Major technology conglomerate Philips announced that they will be re-entering the video game space with the launch of the their own retro game console. Set for release later this year, Philips revealed that it would be launching the CD-i Classic, a miniature re-imagining of Philip’s innovative CD-based console from 1991.
The new mini system will launch with a signature paddle-shaped remote game controller to replicate the kind of controls the original system launched with. A usable game controller, Philips announced, will be available at an undetermined date in the future. Philips hopes this will allow players to experience the system just as they would have back in the day.
The CD-i Classic will game packed with several built-in games including Zelda’s Adventure, Hotel Mario, Zelda: The Wand of Gamelon, Link: The Faces of Evil, and A Visit to Seasame Street: Numbers. Although the new system lacks a CD drive, the speed of loading games off of the internal memory has been artificially constrained to that of a single speed CD-ROM drive in order to replicate a more authentic experience.
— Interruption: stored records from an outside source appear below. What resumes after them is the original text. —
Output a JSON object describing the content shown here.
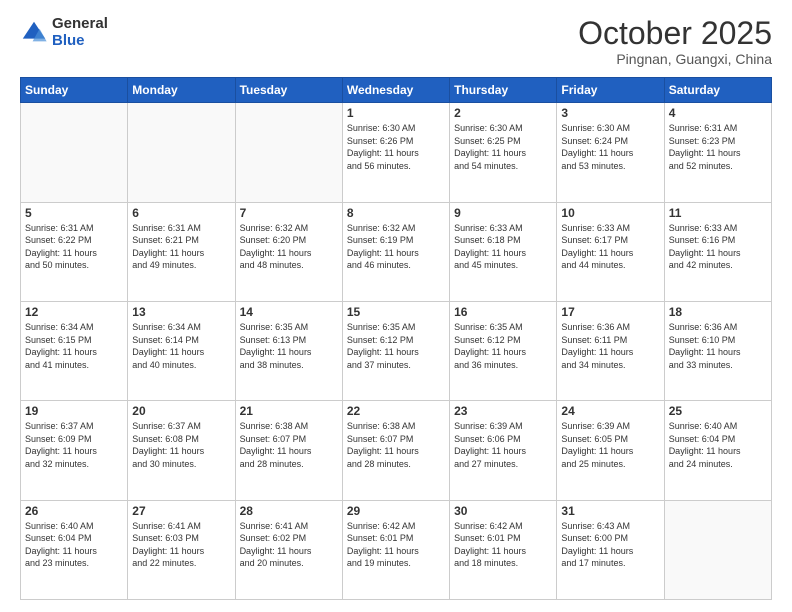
{
  "logo": {
    "general": "General",
    "blue": "Blue"
  },
  "header": {
    "month": "October 2025",
    "location": "Pingnan, Guangxi, China"
  },
  "weekdays": [
    "Sunday",
    "Monday",
    "Tuesday",
    "Wednesday",
    "Thursday",
    "Friday",
    "Saturday"
  ],
  "weeks": [
    [
      {
        "day": "",
        "info": ""
      },
      {
        "day": "",
        "info": ""
      },
      {
        "day": "",
        "info": ""
      },
      {
        "day": "1",
        "info": "Sunrise: 6:30 AM\nSunset: 6:26 PM\nDaylight: 11 hours\nand 56 minutes."
      },
      {
        "day": "2",
        "info": "Sunrise: 6:30 AM\nSunset: 6:25 PM\nDaylight: 11 hours\nand 54 minutes."
      },
      {
        "day": "3",
        "info": "Sunrise: 6:30 AM\nSunset: 6:24 PM\nDaylight: 11 hours\nand 53 minutes."
      },
      {
        "day": "4",
        "info": "Sunrise: 6:31 AM\nSunset: 6:23 PM\nDaylight: 11 hours\nand 52 minutes."
      }
    ],
    [
      {
        "day": "5",
        "info": "Sunrise: 6:31 AM\nSunset: 6:22 PM\nDaylight: 11 hours\nand 50 minutes."
      },
      {
        "day": "6",
        "info": "Sunrise: 6:31 AM\nSunset: 6:21 PM\nDaylight: 11 hours\nand 49 minutes."
      },
      {
        "day": "7",
        "info": "Sunrise: 6:32 AM\nSunset: 6:20 PM\nDaylight: 11 hours\nand 48 minutes."
      },
      {
        "day": "8",
        "info": "Sunrise: 6:32 AM\nSunset: 6:19 PM\nDaylight: 11 hours\nand 46 minutes."
      },
      {
        "day": "9",
        "info": "Sunrise: 6:33 AM\nSunset: 6:18 PM\nDaylight: 11 hours\nand 45 minutes."
      },
      {
        "day": "10",
        "info": "Sunrise: 6:33 AM\nSunset: 6:17 PM\nDaylight: 11 hours\nand 44 minutes."
      },
      {
        "day": "11",
        "info": "Sunrise: 6:33 AM\nSunset: 6:16 PM\nDaylight: 11 hours\nand 42 minutes."
      }
    ],
    [
      {
        "day": "12",
        "info": "Sunrise: 6:34 AM\nSunset: 6:15 PM\nDaylight: 11 hours\nand 41 minutes."
      },
      {
        "day": "13",
        "info": "Sunrise: 6:34 AM\nSunset: 6:14 PM\nDaylight: 11 hours\nand 40 minutes."
      },
      {
        "day": "14",
        "info": "Sunrise: 6:35 AM\nSunset: 6:13 PM\nDaylight: 11 hours\nand 38 minutes."
      },
      {
        "day": "15",
        "info": "Sunrise: 6:35 AM\nSunset: 6:12 PM\nDaylight: 11 hours\nand 37 minutes."
      },
      {
        "day": "16",
        "info": "Sunrise: 6:35 AM\nSunset: 6:12 PM\nDaylight: 11 hours\nand 36 minutes."
      },
      {
        "day": "17",
        "info": "Sunrise: 6:36 AM\nSunset: 6:11 PM\nDaylight: 11 hours\nand 34 minutes."
      },
      {
        "day": "18",
        "info": "Sunrise: 6:36 AM\nSunset: 6:10 PM\nDaylight: 11 hours\nand 33 minutes."
      }
    ],
    [
      {
        "day": "19",
        "info": "Sunrise: 6:37 AM\nSunset: 6:09 PM\nDaylight: 11 hours\nand 32 minutes."
      },
      {
        "day": "20",
        "info": "Sunrise: 6:37 AM\nSunset: 6:08 PM\nDaylight: 11 hours\nand 30 minutes."
      },
      {
        "day": "21",
        "info": "Sunrise: 6:38 AM\nSunset: 6:07 PM\nDaylight: 11 hours\nand 28 minutes."
      },
      {
        "day": "22",
        "info": "Sunrise: 6:38 AM\nSunset: 6:07 PM\nDaylight: 11 hours\nand 28 minutes."
      },
      {
        "day": "23",
        "info": "Sunrise: 6:39 AM\nSunset: 6:06 PM\nDaylight: 11 hours\nand 27 minutes."
      },
      {
        "day": "24",
        "info": "Sunrise: 6:39 AM\nSunset: 6:05 PM\nDaylight: 11 hours\nand 25 minutes."
      },
      {
        "day": "25",
        "info": "Sunrise: 6:40 AM\nSunset: 6:04 PM\nDaylight: 11 hours\nand 24 minutes."
      }
    ],
    [
      {
        "day": "26",
        "info": "Sunrise: 6:40 AM\nSunset: 6:04 PM\nDaylight: 11 hours\nand 23 minutes."
      },
      {
        "day": "27",
        "info": "Sunrise: 6:41 AM\nSunset: 6:03 PM\nDaylight: 11 hours\nand 22 minutes."
      },
      {
        "day": "28",
        "info": "Sunrise: 6:41 AM\nSunset: 6:02 PM\nDaylight: 11 hours\nand 20 minutes."
      },
      {
        "day": "29",
        "info": "Sunrise: 6:42 AM\nSunset: 6:01 PM\nDaylight: 11 hours\nand 19 minutes."
      },
      {
        "day": "30",
        "info": "Sunrise: 6:42 AM\nSunset: 6:01 PM\nDaylight: 11 hours\nand 18 minutes."
      },
      {
        "day": "31",
        "info": "Sunrise: 6:43 AM\nSunset: 6:00 PM\nDaylight: 11 hours\nand 17 minutes."
      },
      {
        "day": "",
        "info": ""
      }
    ]
  ]
}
Interest in the device has been high among consumers due to the console including many rare sought-after titles. Online retailers have already ceased taking additional preorders due to the higher than expected demand.
“I basically just purchase any circuit board thrown into a plastic box with ROMs on it,” stated one gaming enthusiast who preordered the CD-i Classic. “That’s kind of where the whole retro scene has moved to these days.”
“Mah boi…,” stated another individual before being cut off by our correspondent for their use of an outdated meme.
Philips has also teased other additional features to the mini console that weren’t in the original system such as the ability to output to modern displays and a feature to capture gameplay footage directly into Windows Movie Maker.
The Philips CD-i Classic will be available starting November this year and will come with one bundled controller and a power adapter. In preparation for the launch, many gamers began hurriedly copying CD-i games onto Raspberry Pi’s in order to justify why they didn’t need to purchase the console.